I went into chat rooms to talk about a band I was a huge fan of as a kid (and still like). Went to concerts. All that stuff. And it was fun.
Every so often, I’d run across someone who was clearly taking it too far. It had assumed more importance than it could support the weight of, and eventually it was bound to collapse. Often that person would attack (not physically, thank God) someone else. Or try to befriend someone only because of a perceived connection to the object of desire. Why? Because of a perceived threat to a fantasy or idea. People will kill to defend an idea. Occasionally I found myself saying, “If this is important enough to you to get this angry, you need to set it down for a while and do anything else.”
Like most things we say to one another, this was something I needed to tell myself. At some point, my own involvement started to matter to me. I let myself have that adolescent experience but neglected to keep my adult perspective on it. I never went off on anyone, but I got my feelings hurt in a very adolescent way (no offense meant to actual adolescents. Being an adolescent is just a point in the journey, unless you insist on sleeping on the benches in that train station long after your train has left it).
My initial reaction was an emotional one. It was only when I took it out and looked at it that I realized that my emotional reaction was more fitting for someone far younger than I am. I’m an adult, with adult responsibilities and an adult’s life. Fandom, which had been sometimes fun, sometimes surprising, always quirky, had started to matter. Finding out that I wasn’t really part of “the group” the way I thought I was mattered.
See, as a kid, we lived far enough away so that I couldn’t really just have kids over to play, or hang out easily. I usually had someone to eat lunch with if I wanted to, and got along fine with most of my classmates, but I didn’t have close friends, partially because my family had too many secrets (secrets I don’t bother hiding any more, but at the time?
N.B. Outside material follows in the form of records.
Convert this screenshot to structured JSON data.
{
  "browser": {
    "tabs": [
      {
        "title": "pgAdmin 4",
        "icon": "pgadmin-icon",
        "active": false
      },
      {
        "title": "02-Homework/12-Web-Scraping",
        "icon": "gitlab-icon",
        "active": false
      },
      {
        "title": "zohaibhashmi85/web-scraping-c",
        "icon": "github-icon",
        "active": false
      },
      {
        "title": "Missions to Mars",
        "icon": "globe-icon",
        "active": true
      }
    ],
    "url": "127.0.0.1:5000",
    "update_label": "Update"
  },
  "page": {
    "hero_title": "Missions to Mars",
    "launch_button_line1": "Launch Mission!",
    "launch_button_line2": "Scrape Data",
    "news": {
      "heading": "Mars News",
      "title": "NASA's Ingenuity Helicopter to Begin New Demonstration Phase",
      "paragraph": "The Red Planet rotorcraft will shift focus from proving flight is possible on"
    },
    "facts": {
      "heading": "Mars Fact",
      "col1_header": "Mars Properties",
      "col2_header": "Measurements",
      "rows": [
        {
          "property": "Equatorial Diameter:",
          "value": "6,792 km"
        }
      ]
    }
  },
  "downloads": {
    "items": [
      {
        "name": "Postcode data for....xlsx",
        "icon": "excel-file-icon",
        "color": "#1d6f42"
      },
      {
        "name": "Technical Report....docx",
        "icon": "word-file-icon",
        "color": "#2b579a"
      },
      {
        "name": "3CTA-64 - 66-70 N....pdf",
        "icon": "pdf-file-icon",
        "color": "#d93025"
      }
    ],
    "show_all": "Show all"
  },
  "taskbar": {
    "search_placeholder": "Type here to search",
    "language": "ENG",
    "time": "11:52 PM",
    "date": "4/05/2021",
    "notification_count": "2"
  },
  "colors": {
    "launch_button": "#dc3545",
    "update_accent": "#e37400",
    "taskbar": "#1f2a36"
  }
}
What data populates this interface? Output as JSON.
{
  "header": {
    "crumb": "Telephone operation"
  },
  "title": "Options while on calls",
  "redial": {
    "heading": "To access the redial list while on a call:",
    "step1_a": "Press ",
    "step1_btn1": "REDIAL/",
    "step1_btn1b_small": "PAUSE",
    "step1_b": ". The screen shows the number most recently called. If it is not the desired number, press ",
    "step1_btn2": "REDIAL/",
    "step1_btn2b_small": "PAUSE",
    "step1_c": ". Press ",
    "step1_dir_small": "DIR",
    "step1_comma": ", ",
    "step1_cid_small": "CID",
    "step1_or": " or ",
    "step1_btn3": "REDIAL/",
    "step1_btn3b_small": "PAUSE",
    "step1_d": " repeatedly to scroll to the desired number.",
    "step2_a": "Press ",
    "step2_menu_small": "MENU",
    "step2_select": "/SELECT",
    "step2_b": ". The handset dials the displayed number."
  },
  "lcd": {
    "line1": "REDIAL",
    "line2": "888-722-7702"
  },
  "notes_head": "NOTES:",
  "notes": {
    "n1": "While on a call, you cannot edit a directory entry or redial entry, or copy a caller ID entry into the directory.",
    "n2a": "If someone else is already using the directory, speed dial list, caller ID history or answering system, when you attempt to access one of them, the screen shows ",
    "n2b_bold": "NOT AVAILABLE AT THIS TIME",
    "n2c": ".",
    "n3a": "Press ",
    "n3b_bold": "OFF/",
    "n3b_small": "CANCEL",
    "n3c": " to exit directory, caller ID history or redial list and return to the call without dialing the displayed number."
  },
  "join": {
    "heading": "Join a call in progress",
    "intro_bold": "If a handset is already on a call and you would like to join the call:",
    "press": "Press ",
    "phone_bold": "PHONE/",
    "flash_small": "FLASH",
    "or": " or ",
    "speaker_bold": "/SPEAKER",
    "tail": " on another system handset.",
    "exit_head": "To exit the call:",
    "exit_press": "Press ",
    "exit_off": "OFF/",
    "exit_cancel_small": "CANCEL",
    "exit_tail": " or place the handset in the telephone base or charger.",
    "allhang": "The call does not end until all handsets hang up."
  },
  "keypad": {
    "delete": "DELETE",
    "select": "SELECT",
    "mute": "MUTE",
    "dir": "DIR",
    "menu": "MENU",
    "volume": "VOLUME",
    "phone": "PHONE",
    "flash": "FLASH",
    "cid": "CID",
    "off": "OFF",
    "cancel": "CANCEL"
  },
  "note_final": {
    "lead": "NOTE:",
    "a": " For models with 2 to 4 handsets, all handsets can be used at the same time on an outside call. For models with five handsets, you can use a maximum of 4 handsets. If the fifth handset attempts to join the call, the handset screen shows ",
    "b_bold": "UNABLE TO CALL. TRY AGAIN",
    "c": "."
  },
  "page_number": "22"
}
Our lives revolved around the dysfunction at home). I didn’t hang out with friends. I participated in organized activities.
Now, I do both. I have actual friends (some of them also “fangirls,” some not) and see them or chat with them when we can manage it. I also participate in events and activities, like art shows. Being in fandom too long took me back too far, past the enthusiasm and enjoyment of adolescence and into the emotions and over-reliance on “the group.”
I’m a weird old lady, and I was a weird young lady, and a weird kid. Some people are designed to belong to a pack and some, like me, aren’t. Also, I’m an introvert. More people are extroverts and while I do like some of them, I’ll never fit in to a pack of extroverts. I was not just okay with that, I was comfortable with it, until I tried to fit in again.
Now I’m back to writing and sculpting and being a happy introvert. I matter to the people I matter to, and the rest don’t matter (at least to me). And my journey in fandom is over. I’m an enthusiast, and I still like the music, but I’m not a fan. I’m just not cut out for it.
But boy, it was interesting while it lasted.